(Supplied material)
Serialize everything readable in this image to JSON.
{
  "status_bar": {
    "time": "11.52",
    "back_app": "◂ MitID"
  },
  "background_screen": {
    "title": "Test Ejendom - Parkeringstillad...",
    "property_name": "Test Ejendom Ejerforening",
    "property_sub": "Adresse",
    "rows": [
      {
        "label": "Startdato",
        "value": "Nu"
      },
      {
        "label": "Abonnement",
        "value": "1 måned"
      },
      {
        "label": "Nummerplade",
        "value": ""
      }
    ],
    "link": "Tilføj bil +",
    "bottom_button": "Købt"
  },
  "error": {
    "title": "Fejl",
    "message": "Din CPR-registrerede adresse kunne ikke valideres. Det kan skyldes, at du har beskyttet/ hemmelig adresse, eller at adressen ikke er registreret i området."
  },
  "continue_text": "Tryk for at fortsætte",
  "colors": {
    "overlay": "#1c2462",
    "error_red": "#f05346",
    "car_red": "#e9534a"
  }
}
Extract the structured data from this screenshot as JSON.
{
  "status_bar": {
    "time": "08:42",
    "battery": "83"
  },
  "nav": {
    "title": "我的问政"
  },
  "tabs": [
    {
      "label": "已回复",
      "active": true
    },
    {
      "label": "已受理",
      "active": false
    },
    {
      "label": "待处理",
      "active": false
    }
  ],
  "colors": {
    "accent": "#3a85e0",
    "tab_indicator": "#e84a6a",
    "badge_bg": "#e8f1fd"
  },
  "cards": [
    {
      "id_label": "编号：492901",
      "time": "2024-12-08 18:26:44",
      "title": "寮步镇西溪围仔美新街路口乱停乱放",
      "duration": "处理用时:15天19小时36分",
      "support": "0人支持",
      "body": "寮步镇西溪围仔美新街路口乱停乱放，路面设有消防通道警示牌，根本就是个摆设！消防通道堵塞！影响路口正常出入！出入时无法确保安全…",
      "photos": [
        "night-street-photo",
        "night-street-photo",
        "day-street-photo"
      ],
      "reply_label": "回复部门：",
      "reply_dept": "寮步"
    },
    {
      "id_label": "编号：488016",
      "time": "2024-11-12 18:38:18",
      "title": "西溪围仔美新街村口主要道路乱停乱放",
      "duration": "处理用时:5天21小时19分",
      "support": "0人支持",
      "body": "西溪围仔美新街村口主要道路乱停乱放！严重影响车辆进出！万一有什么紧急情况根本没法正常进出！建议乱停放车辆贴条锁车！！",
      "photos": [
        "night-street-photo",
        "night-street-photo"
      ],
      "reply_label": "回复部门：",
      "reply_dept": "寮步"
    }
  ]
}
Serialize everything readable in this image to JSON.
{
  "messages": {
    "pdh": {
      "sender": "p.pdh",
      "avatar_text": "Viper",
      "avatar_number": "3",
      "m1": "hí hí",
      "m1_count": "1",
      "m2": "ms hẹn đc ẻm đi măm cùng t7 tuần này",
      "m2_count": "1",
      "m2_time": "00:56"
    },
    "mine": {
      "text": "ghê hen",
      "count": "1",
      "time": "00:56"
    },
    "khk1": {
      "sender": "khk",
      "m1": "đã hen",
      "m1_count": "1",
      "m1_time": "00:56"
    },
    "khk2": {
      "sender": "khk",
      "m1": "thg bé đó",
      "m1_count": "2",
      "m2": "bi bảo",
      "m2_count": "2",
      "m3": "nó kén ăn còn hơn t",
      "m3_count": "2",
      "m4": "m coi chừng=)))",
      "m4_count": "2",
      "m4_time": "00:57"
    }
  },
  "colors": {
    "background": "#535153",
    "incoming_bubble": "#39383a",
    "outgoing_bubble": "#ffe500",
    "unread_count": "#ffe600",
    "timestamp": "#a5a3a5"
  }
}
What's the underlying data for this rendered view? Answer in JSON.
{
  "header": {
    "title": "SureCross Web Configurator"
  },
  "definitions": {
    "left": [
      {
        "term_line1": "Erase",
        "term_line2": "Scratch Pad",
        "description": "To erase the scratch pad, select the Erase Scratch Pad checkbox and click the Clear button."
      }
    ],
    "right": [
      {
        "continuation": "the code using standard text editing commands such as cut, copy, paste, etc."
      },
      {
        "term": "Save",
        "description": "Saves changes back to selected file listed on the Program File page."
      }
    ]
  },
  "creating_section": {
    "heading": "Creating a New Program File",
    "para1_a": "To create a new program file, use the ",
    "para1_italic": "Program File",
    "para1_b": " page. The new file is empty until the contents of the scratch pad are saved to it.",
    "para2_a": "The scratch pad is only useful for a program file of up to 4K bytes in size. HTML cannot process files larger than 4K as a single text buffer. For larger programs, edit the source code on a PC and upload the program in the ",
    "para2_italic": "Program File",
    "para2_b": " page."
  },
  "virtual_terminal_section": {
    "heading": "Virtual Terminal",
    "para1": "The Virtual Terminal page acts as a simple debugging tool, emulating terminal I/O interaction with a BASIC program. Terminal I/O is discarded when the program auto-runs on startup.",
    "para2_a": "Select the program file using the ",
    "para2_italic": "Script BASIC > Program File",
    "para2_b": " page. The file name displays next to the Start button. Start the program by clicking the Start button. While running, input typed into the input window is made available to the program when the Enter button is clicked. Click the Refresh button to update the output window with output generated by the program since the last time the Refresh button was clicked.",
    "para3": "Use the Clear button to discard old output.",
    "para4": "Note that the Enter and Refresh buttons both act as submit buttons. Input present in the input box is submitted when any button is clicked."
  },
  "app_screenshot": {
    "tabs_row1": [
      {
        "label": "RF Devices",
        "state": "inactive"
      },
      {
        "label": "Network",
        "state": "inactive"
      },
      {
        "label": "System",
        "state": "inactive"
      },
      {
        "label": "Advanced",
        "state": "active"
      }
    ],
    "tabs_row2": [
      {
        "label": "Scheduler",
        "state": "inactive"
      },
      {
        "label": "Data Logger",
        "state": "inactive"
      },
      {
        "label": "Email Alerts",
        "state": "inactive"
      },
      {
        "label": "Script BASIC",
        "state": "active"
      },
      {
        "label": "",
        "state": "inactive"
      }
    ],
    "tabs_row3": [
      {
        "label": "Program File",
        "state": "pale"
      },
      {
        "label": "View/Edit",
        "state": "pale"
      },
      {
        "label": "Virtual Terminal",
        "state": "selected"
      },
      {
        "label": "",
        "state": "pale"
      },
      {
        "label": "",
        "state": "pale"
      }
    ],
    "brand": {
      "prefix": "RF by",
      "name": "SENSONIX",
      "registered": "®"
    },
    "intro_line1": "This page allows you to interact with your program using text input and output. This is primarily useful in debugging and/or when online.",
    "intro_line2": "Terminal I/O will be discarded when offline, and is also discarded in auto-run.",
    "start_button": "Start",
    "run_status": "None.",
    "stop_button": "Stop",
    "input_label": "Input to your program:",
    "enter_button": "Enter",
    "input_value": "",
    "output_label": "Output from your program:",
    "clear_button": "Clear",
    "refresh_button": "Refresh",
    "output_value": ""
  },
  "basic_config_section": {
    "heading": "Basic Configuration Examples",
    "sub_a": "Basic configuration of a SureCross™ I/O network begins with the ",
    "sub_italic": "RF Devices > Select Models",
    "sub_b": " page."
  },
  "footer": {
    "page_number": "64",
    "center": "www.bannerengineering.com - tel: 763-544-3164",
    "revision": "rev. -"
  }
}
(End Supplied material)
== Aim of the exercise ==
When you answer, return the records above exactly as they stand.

== Exercise answer ==
Serialize everything readable in this image to JSON.
{
  "status_bar": {
    "time": "11.52",
    "back_app": "◂ MitID"
  },
  "background_screen": {
    "title": "Test Ejendom - Parkeringstillad...",
    "property_name": "Test Ejendom Ejerforening",
    "property_sub": "Adresse",
    "rows": [
      {
        "label": "Startdato",
        "value": "Nu"
      },
      {
        "label": "Abonnement",
        "value": "1 måned"
      },
      {
        "label": "Nummerplade",
        "value": ""
      }
    ],
    "link": "Tilføj bil +",
    "bottom_button": "Købt"
  },
  "error": {
    "title": "Fejl",
    "message": "Din CPR-registrerede adresse kunne ikke valideres. Det kan skyldes, at du har beskyttet/ hemmelig adresse, eller at adressen ikke er registreret i området."
  },
  "continue_text": "Tryk for at fortsætte",
  "colors": {
    "overlay": "#1c2462",
    "error_red": "#f05346",
    "car_red": "#e9534a"
  }
}
Extract the structured data from this screenshot as JSON.
{
  "status_bar": {
    "time": "08:42",
    "battery": "83"
  },
  "nav": {
    "title": "我的问政"
  },
  "tabs": [
    {
      "label": "已回复",
      "active": true
    },
    {
      "label": "已受理",
      "active": false
    },
    {
      "label": "待处理",
      "active": false
    }
  ],
  "colors": {
    "accent": "#3a85e0",
    "tab_indicator": "#e84a6a",
    "badge_bg": "#e8f1fd"
  },
  "cards": [
    {
      "id_label": "编号：492901",
      "time": "2024-12-08 18:26:44",
      "title": "寮步镇西溪围仔美新街路口乱停乱放",
      "duration": "处理用时:15天19小时36分",
      "support": "0人支持",
      "body": "寮步镇西溪围仔美新街路口乱停乱放，路面设有消防通道警示牌，根本就是个摆设！消防通道堵塞！影响路口正常出入！出入时无法确保安全…",
      "photos": [
        "night-street-photo",
        "night-street-photo",
        "day-street-photo"
      ],
      "reply_label": "回复部门：",
      "reply_dept": "寮步"
    },
    {
      "id_label": "编号：488016",
      "time": "2024-11-12 18:38:18",
      "title": "西溪围仔美新街村口主要道路乱停乱放",
      "duration": "处理用时:5天21小时19分",
      "support": "0人支持",
      "body": "西溪围仔美新街村口主要道路乱停乱放！严重影响车辆进出！万一有什么紧急情况根本没法正常进出！建议乱停放车辆贴条锁车！！",
      "photos": [
        "night-street-photo",
        "night-street-photo"
      ],
      "reply_label": "回复部门：",
      "reply_dept": "寮步"
    }
  ]
}
Serialize everything readable in this image to JSON.
{
  "messages": {
    "pdh": {
      "sender": "p.pdh",
      "avatar_text": "Viper",
      "avatar_number": "3",
      "m1": "hí hí",
      "m1_count": "1",
      "m2": "ms hẹn đc ẻm đi măm cùng t7 tuần này",
      "m2_count": "1",
      "m2_time": "00:56"
    },
    "mine": {
      "text": "ghê hen",
      "count": "1",
      "time": "00:56"
    },
    "khk1": {
      "sender": "khk",
      "m1": "đã hen",
      "m1_count": "1",
      "m1_time": "00:56"
    },
    "khk2": {
      "sender": "khk",
      "m1": "thg bé đó",
      "m1_count": "2",
      "m2": "bi bảo",
      "m2_count": "2",
      "m3": "nó kén ăn còn hơn t",
      "m3_count": "2",
      "m4": "m coi chừng=)))",
      "m4_count": "2",
      "m4_time": "00:57"
    }
  },
  "colors": {
    "background": "#535153",
    "incoming_bubble": "#39383a",
    "outgoing_bubble": "#ffe500",
    "unread_count": "#ffe600",
    "timestamp": "#a5a3a5"
  }
}
What's the underlying data for this rendered view? Answer in JSON.
{
  "header": {
    "title": "SureCross Web Configurator"
  },
  "definitions": {
    "left": [
      {
        "term_line1": "Erase",
        "term_line2": "Scratch Pad",
        "description": "To erase the scratch pad, select the Erase Scratch Pad checkbox and click the Clear button."
      }
    ],
    "right": [
      {
        "continuation": "the code using standard text editing commands such as cut, copy, paste, etc."
      },
      {
        "term": "Save",
        "description": "Saves changes back to selected file listed on the Program File page."
      }
    ]
  },
  "creating_section": {
    "heading": "Creating a New Program File",
    "para1_a": "To create a new program file, use the ",
    "para1_italic": "Program File",
    "para1_b": " page. The new file is empty until the contents of the scratch pad are saved to it.",
    "para2_a": "The scratch pad is only useful for a program file of up to 4K bytes in size. HTML cannot process files larger than 4K as a single text buffer. For larger programs, edit the source code on a PC and upload the program in the ",
    "para2_italic": "Program File",
    "para2_b": " page."
  },
  "virtual_terminal_section": {
    "heading": "Virtual Terminal",
    "para1": "The Virtual Terminal page acts as a simple debugging tool, emulating terminal I/O interaction with a BASIC program. Terminal I/O is discarded when the program auto-runs on startup.",
    "para2_a": "Select the program file using the ",
    "para2_italic": "Script BASIC > Program File",
    "para2_b": " page. The file name displays next to the Start button. Start the program by clicking the Start button. While running, input typed into the input window is made available to the program when the Enter button is clicked. Click the Refresh button to update the output window with output generated by the program since the last time the Refresh button was clicked.",
    "para3": "Use the Clear button to discard old output.",
    "para4": "Note that the Enter and Refresh buttons both act as submit buttons. Input present in the input box is submitted when any button is clicked."
  },
  "app_screenshot": {
    "tabs_row1": [
      {
        "label": "RF Devices",
        "state": "inactive"
      },
      {
        "label": "Network",
        "state": "inactive"
      },
      {
        "label": "System",
        "state": "inactive"
      },
      {
        "label": "Advanced",
        "state": "active"
      }
    ],
    "tabs_row2": [
      {
        "label": "Scheduler",
        "state": "inactive"
      },
      {
        "label": "Data Logger",
        "state": "inactive"
      },
      {
        "label": "Email Alerts",
        "state": "inactive"
      },
      {
        "label": "Script BASIC",
        "state": "active"
      },
      {
        "label": "",
        "state": "inactive"
      }
    ],
    "tabs_row3": [
      {
        "label": "Program File",
        "state": "pale"
      },
      {
        "label": "View/Edit",
        "state": "pale"
      },
      {
        "label": "Virtual Terminal",
        "state": "selected"
      },
      {
        "label": "",
        "state": "pale"
      },
      {
        "label": "",
        "state": "pale"
      }
    ],
    "brand": {
      "prefix": "RF by",
      "name": "SENSONIX",
      "registered": "®"
    },
    "intro_line1": "This page allows you to interact with your program using text input and output. This is primarily useful in debugging and/or when online.",
    "intro_line2": "Terminal I/O will be discarded when offline, and is also discarded in auto-run.",
    "start_button": "Start",
    "run_status": "None.",
    "stop_button": "Stop",
    "input_label": "Input to your program:",
    "enter_button": "Enter",
    "input_value": "",
    "output_label": "Output from your program:",
    "clear_button": "Clear",
    "refresh_button": "Refresh",
    "output_value": ""
  },
  "basic_config_section": {
    "heading": "Basic Configuration Examples",
    "sub_a": "Basic configuration of a SureCross™ I/O network begins with the ",
    "sub_italic": "RF Devices > Select Models",
    "sub_b": " page."
  },
  "footer": {
    "page_number": "64",
    "center": "www.bannerengineering.com - tel: 763-544-3164",
    "revision": "rev. -"
  }
}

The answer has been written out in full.